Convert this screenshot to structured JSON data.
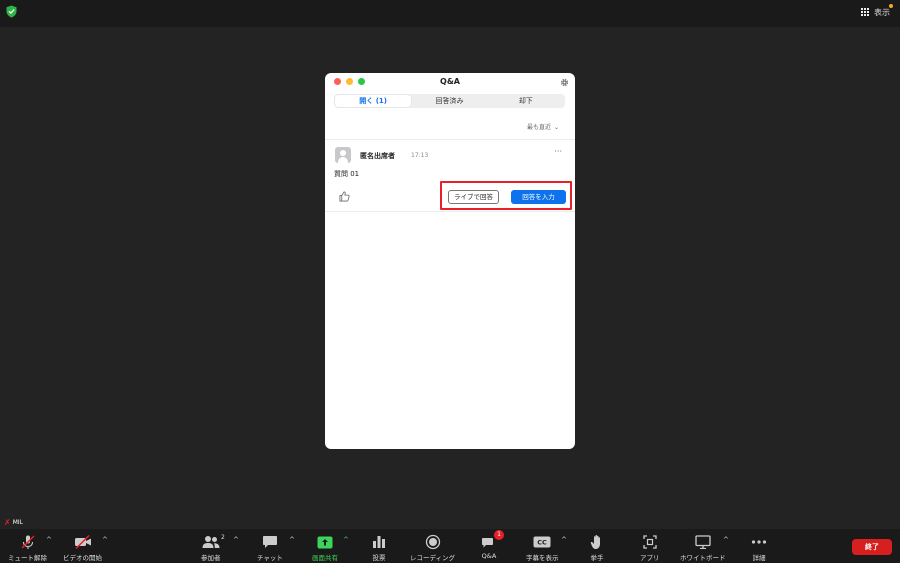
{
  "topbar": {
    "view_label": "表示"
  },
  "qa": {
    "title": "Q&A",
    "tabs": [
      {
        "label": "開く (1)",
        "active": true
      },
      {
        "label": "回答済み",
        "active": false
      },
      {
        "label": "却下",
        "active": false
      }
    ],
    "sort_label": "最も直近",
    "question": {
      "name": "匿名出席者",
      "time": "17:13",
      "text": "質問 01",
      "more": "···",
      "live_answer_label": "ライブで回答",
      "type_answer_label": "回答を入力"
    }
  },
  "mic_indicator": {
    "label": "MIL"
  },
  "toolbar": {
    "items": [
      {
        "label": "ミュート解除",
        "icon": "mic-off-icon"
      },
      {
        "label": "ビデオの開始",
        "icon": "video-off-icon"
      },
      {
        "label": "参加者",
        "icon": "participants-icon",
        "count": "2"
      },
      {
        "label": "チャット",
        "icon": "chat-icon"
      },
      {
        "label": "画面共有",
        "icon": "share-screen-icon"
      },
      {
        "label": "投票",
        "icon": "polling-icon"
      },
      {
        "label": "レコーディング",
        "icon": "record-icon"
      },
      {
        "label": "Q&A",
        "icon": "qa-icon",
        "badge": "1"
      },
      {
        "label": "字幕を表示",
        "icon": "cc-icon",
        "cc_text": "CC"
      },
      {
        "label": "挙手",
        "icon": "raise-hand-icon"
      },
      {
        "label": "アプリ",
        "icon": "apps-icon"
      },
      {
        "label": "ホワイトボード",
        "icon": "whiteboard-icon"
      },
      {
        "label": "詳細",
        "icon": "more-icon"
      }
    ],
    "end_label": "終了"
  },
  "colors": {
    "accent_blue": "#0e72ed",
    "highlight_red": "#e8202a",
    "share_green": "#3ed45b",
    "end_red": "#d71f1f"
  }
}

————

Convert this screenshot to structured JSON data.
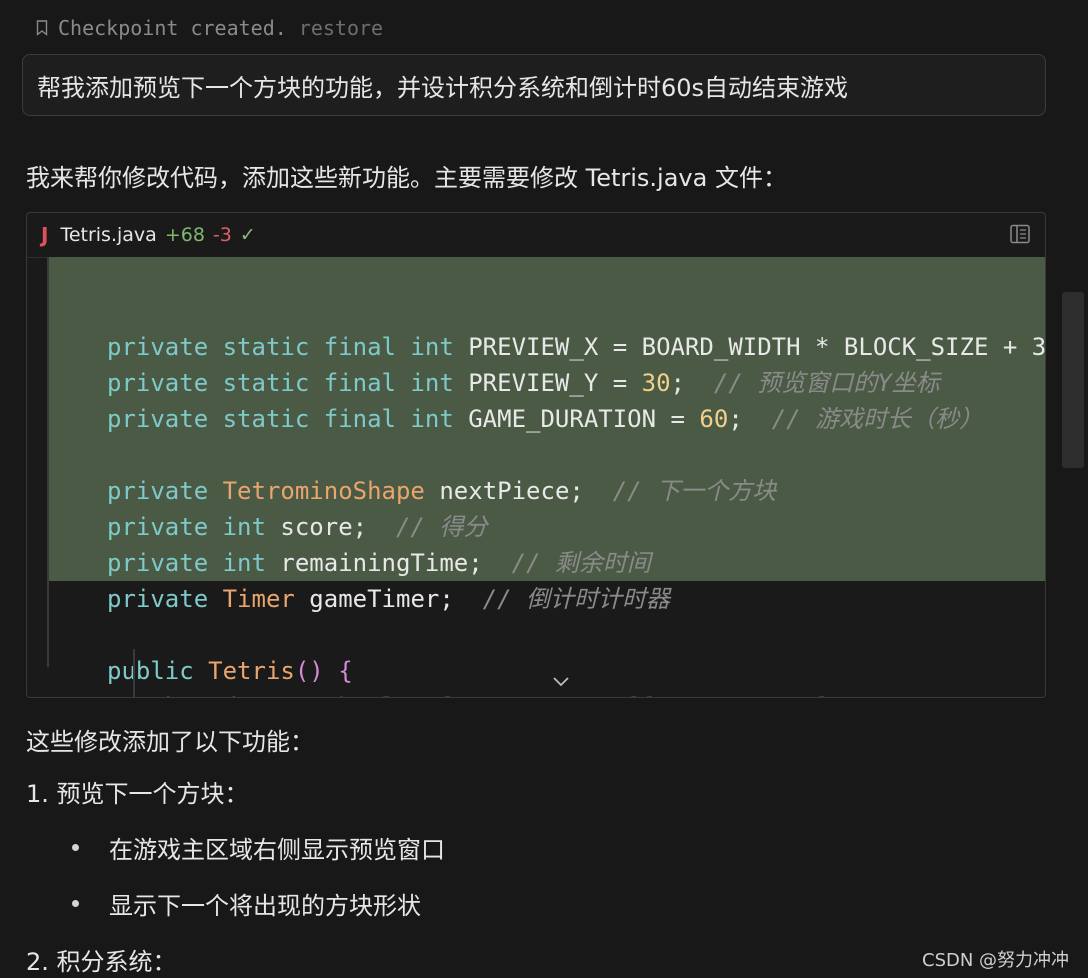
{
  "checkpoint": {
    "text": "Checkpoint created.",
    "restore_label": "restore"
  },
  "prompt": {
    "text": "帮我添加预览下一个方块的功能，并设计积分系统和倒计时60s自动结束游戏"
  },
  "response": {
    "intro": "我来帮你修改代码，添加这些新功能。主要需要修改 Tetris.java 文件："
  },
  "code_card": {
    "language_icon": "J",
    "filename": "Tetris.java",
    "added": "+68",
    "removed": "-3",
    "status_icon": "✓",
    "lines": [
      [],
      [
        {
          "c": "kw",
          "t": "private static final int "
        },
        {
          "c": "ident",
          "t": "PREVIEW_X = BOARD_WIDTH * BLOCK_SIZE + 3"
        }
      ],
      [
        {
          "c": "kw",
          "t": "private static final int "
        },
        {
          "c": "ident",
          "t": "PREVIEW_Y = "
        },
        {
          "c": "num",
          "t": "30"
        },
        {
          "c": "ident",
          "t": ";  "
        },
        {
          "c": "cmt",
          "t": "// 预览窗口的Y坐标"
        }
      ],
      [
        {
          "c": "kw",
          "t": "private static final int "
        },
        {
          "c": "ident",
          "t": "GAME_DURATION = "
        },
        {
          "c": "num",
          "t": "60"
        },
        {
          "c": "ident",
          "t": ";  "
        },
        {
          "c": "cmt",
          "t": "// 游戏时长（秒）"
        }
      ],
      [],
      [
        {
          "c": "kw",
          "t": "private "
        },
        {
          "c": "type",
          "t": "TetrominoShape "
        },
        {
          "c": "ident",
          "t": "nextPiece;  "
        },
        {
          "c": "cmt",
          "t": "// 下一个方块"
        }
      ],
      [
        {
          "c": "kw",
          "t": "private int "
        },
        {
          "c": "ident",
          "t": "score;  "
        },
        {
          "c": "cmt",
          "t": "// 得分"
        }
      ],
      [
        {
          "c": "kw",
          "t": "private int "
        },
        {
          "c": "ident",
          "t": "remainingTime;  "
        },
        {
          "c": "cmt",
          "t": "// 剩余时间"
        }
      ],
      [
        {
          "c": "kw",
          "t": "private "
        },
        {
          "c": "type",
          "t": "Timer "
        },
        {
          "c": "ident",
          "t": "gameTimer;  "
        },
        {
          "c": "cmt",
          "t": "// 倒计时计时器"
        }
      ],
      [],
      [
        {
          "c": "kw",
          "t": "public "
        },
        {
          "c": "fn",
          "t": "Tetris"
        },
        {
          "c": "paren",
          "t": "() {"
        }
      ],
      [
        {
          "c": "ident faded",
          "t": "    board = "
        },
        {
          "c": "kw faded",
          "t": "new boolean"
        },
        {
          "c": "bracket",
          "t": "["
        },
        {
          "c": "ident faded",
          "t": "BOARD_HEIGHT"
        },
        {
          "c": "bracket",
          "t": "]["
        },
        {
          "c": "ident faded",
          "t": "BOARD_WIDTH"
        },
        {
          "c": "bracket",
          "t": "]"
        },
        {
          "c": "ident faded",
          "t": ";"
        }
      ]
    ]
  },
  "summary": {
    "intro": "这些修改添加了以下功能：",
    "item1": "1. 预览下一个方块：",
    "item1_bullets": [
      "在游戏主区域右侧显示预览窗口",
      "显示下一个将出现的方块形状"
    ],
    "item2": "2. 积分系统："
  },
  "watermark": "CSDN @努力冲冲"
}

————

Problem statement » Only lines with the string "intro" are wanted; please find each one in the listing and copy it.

Answer to the problem »
    "intro": "我来帮你修改代码，添加这些新功能。主要需要修改 Tetris.java 文件："
    "intro": "这些修改添加了以下功能：",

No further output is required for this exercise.